“Sundays, I don’t answer the phone. I turn it off late Saturday night and don’t turn it back on until Monday morning. We go to the North Shore or the West Side, and sometimes we barbecue on Sunday nights. It’s a time to be immersed in family.”
It’s a delicate balance for Kenney, who juggles family, food, his Emmy award-winning cooking show on PBS, championing sustainable seafood in Hawai`i and being the mastermind behind four flourishing restaurants on O`ahu. Featured alongside many top chefs and culinary personalities across the country in America The Great Cookbook: The Food We Make for the People We Love, Kenney draws culinary inspiration from Hawai`i’s ethnic diversity and its ever-changing cultural climate.
“I’m committed to supporting local farms and showcasing local ingredients and traditional Hawaiian canoe crops such as kalo (taro) and ulu (breadfruit) on my menus.”

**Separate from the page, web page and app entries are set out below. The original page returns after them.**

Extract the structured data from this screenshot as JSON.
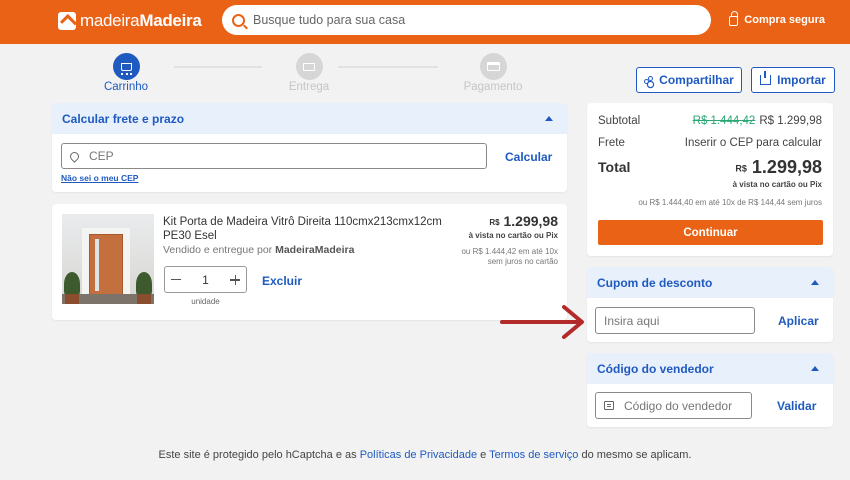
{
  "header": {
    "logo_part1": "madeira",
    "logo_part2": "Madeira",
    "search_placeholder": "Busque tudo para sua casa",
    "secure_label": "Compra segura",
    "brand_color": "#ea6216"
  },
  "steps": [
    {
      "label": "Carrinho",
      "icon": "cart-icon",
      "active": true
    },
    {
      "label": "Entrega",
      "icon": "truck-icon",
      "active": false
    },
    {
      "label": "Pagamento",
      "icon": "credit-card-icon",
      "active": false
    }
  ],
  "actions": {
    "share_label": "Compartilhar",
    "import_label": "Importar"
  },
  "shipping": {
    "title": "Calcular frete e prazo",
    "cep_placeholder": "CEP",
    "calc_label": "Calcular",
    "unknown_cep_link": "Não sei o meu CEP"
  },
  "cart_item": {
    "name": "Kit Porta de Madeira Vitrô Direita 110cmx213cmx12cm PE30 Esel",
    "seller_prefix": "Vendido e entregue por ",
    "seller": "MadeiraMadeira",
    "currency": "R$",
    "price": "1.299,98",
    "price_note": "à vista no cartão ou Pix",
    "installment_line1": "ou R$ 1.444,42 em até 10x",
    "installment_line2": "sem juros no cartão",
    "quantity": "1",
    "quantity_unit": "unidade",
    "remove_label": "Excluir"
  },
  "summary": {
    "subtotal_label": "Subtotal",
    "subtotal_old": "R$ 1.444,42",
    "subtotal_new": "R$ 1.299,98",
    "shipping_label": "Frete",
    "shipping_value": "Inserir o CEP para calcular",
    "total_label": "Total",
    "total_currency": "R$",
    "total_value": "1.299,98",
    "total_note": "à vista no cartão ou Pix",
    "installments": "ou R$ 1.444,40 em até 10x de R$ 144,44 sem juros",
    "continue_label": "Continuar"
  },
  "coupon": {
    "title": "Cupom de desconto",
    "placeholder": "Insira aqui",
    "apply_label": "Aplicar"
  },
  "seller_code": {
    "title": "Código do vendedor",
    "placeholder": "Código do vendedor",
    "validate_label": "Validar"
  },
  "footer": {
    "text_before": "Este site é protegido pelo hCaptcha e as ",
    "privacy_link": "Políticas de Privacidade",
    "text_middle": " e ",
    "terms_link": "Termos de serviço",
    "text_after": " do mesmo se aplicam."
  },
  "accent_color": "#1f5ac1",
  "annotation_arrow_color": "#b22a2a"
}
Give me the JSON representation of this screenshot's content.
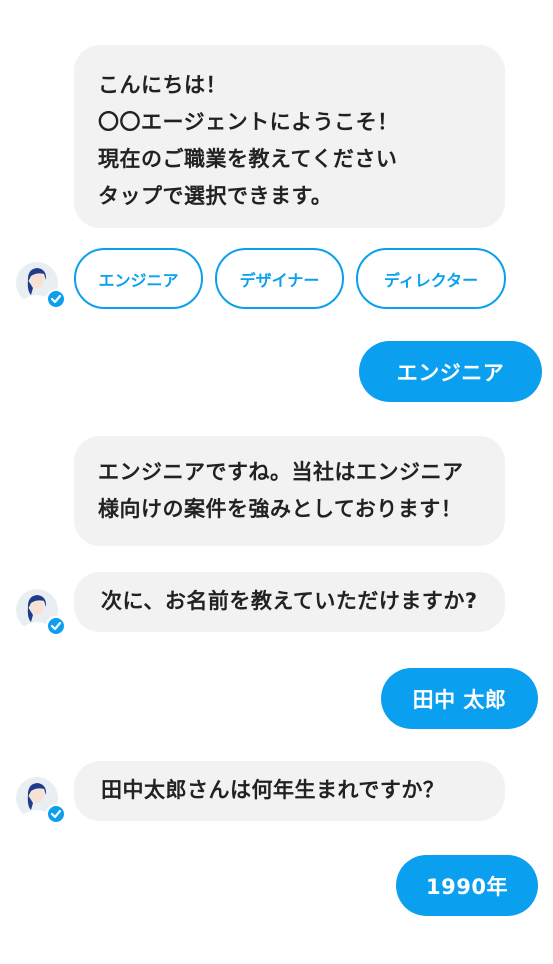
{
  "colors": {
    "accent": "#0b9ff0",
    "bot_bubble_bg": "#f2f2f2",
    "text": "#222222"
  },
  "messages": {
    "m1": [
      "こんにちは！",
      "〇〇エージェントにようこそ！",
      "現在のご職業を教えてください",
      "タップで選択できます。"
    ],
    "options": [
      "エンジニア",
      "デザイナー",
      "ディレクター"
    ],
    "r1": "エンジニア",
    "m2": [
      "エンジニアですね。当社はエンジニア",
      "様向けの案件を強みとしております！"
    ],
    "m3": "次に、お名前を教えていただけますか?",
    "r2": "田中 太郎",
    "m4": "田中太郎さんは何年生まれですか？",
    "r3": "1990年"
  },
  "icons": {
    "avatar": "female-operator-avatar",
    "verified": "check-badge-icon"
  }
}
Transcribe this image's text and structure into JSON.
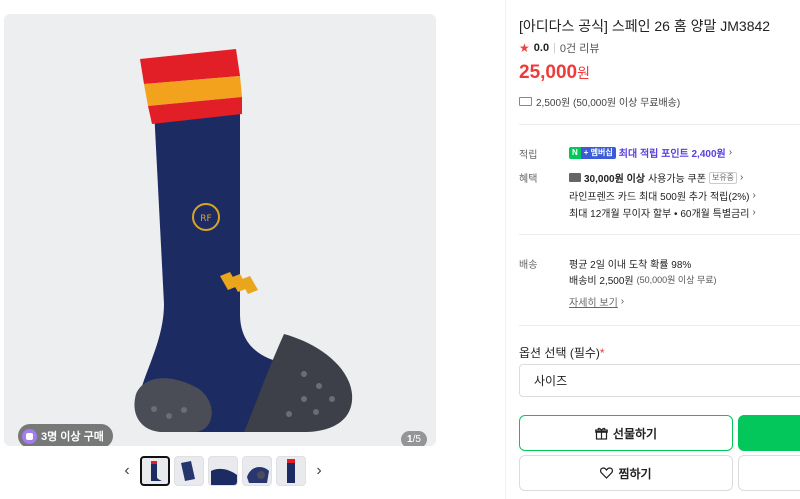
{
  "gallery": {
    "badge_text": "3명 이상 구매",
    "counter_current": "1",
    "counter_total": "/5",
    "prev_label": "‹",
    "next_label": "›"
  },
  "product": {
    "title": "[아디다스 공식] 스페인 26 홈 양말 JM3842",
    "rating_star": "★",
    "rating_score": "0.0",
    "rating_sep": "|",
    "review_count": "0건 리뷰",
    "price_value": "25,000",
    "price_unit": "원",
    "shipping_short": "2,500원 (50,000원 이상 무료배송)"
  },
  "benefits": {
    "points_label": "적립",
    "npay_n": "N",
    "npay_m": "+ 멤버십",
    "points_text": "최대 적립 포인트 2,400원",
    "points_chev": "›",
    "benefit_label": "혜택",
    "coupon_strong": "30,000원 이상",
    "coupon_text": "사용가능 쿠폰",
    "coupon_tag": "보유중",
    "coupon_chev": "›",
    "card_text": "라인프렌즈 카드 최대 500원 추가 적립(2%)",
    "card_chev": "›",
    "installment_text": "최대 12개월 무이자 할부 • 60개월 특별금리",
    "installment_chev": "›"
  },
  "delivery": {
    "label": "배송",
    "arrival": "평균 2일 이내 도착 확률 98%",
    "fee_main": "배송비 2,500원",
    "fee_sub": "(50,000원 이상 무료)",
    "detail_link": "자세히 보기",
    "detail_chev": "›"
  },
  "options": {
    "label": "옵션 선택 (필수)",
    "required_mark": "*",
    "size_placeholder": "사이즈"
  },
  "buttons": {
    "gift": "선물하기",
    "wish": "찜하기"
  },
  "colors": {
    "accent_green": "#03c75a",
    "price_red": "#f03a3a",
    "point_purple": "#5a3ee0"
  }
}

After graduating from the University of Colorado and spending four years in commercial real estate, Kenney spent a year backpacking the globe, immersing himself in different cultures and self-reflecting.
“It was on a street corner in Hanoi over a steaming bowl of pho that my revelation occurred: Food is the unifying fabric of humanity, connecting us to the Earth and each other. From that point forward, a new path was forged for me.”
And, Kenney says, all of his restaurants—Town, Kaimuki Superette, Mud Hen Water and Mahina & Sun’s at the Surfjack Hotel & Swim Clubs—follow one mantra: “Local first, organic whenever possible, with aloha always.”